Middle School Drugs Tests Claimed To Deter Future Drug Use
A six year university research study recently released claimed to prove that doing drug testing among middle school students helps to reduce the likelihood that they will engage in drug use in the future. The study was conducted in New Jersey and involved a total of approximately 3,500 students attending high school and middle school.
The schools included in the study were divided, with some schools having drug testing programs for students and some not having any such tests. Many schools conduct drug tests for student athletes, with a smaller number of schools engaged in screening tests for all students. The students were questioned about their own attitudes concerning alcohol and drug use, any possible direct experience they may have had with these substances and related issues.

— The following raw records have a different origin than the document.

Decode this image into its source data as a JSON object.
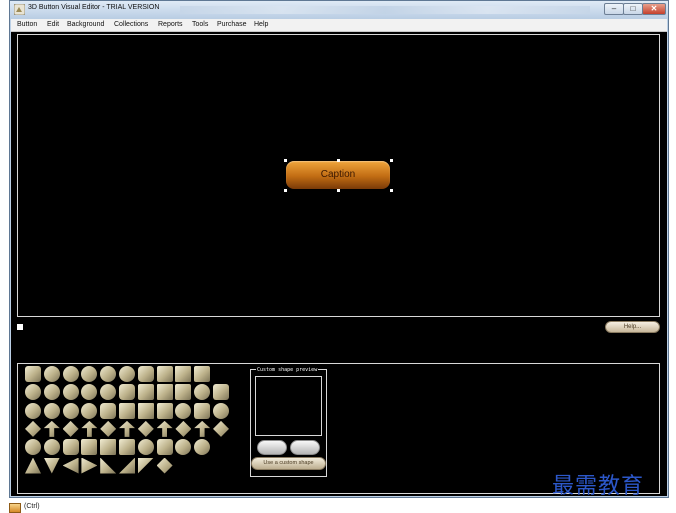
{
  "window": {
    "title": "3D Button Visual Editor - TRIAL VERSION",
    "controls": {
      "minimize": "–",
      "maximize": "□",
      "close": "✕"
    }
  },
  "menu": [
    "Button",
    "Edit",
    "Background",
    "Collections",
    "Reports",
    "Tools",
    "Purchase",
    "Help"
  ],
  "canvas": {
    "button_caption": "Caption",
    "accent_color": "#d27c1e"
  },
  "footer": {
    "help_button": "Help..."
  },
  "shapes_panel": {
    "icons": [
      "rounded-rect",
      "rounded-square",
      "circle",
      "circle-outline",
      "ellipse",
      "capsule",
      "rounded-square",
      "octagon",
      "square",
      "parallelogram",
      "oval",
      "circle",
      "rounded-rect",
      "rounded-rect",
      "oval-down",
      "oval",
      "rounded-rect",
      "square",
      "beveled-square",
      "square",
      "bevel",
      "square",
      "square",
      "square",
      "gear",
      "clover",
      "diamond-cut",
      "double-arrow",
      "tee",
      "square-bevel",
      "square",
      "arrow-up",
      "arrow-down",
      "arrow-left",
      "arrow-right",
      "arrow-up-right",
      "arrow-down-left",
      "arrow-diag",
      "arrow-diag",
      "arrow-up-left",
      "rounded-square",
      "trapezoid",
      "drop",
      "circle",
      "blob",
      "blob",
      "blob",
      "blob",
      "blob",
      "blob",
      "square",
      "rhombus",
      "triangle-up",
      "triangle-down",
      "triangle-left",
      "triangle-right",
      "right-triangle",
      "right-triangle",
      "wedge",
      "wedge"
    ],
    "custom_preview_label": "Custom shape preview",
    "use_custom_shape_button": "Use a custom shape"
  },
  "taskbar": {
    "label": "(Ctrl)"
  },
  "watermark": "最需教育"
}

The students who did not pass test for drug or alcohol use were relatively tiny. The students questioned, however, agreed that simply doing drug testing would discourage students from drug use. The rest were uncertain.
Fourteen percent of all students participating in the study had consumed some quantity of alcohol by the time they were in the eighth grade, researchers reported. By contrast, as few as one in a hundred of the students in the study admitted to having used any illegal drug by the time they were in eighth grade. Significantly, the percentage of students who had used alcohol by eighth grade was reduced to only six percent for those previously subjected to school alcohol or drug testing.
The study was conducted by university researchers from Fairleigh Dickinson University, with the assistance of The Partnership for a Drug Free New Jersey. The researchers, in revealing their results, declined to identify the names of the particular schools participating n their study, citing possible privacy concerns.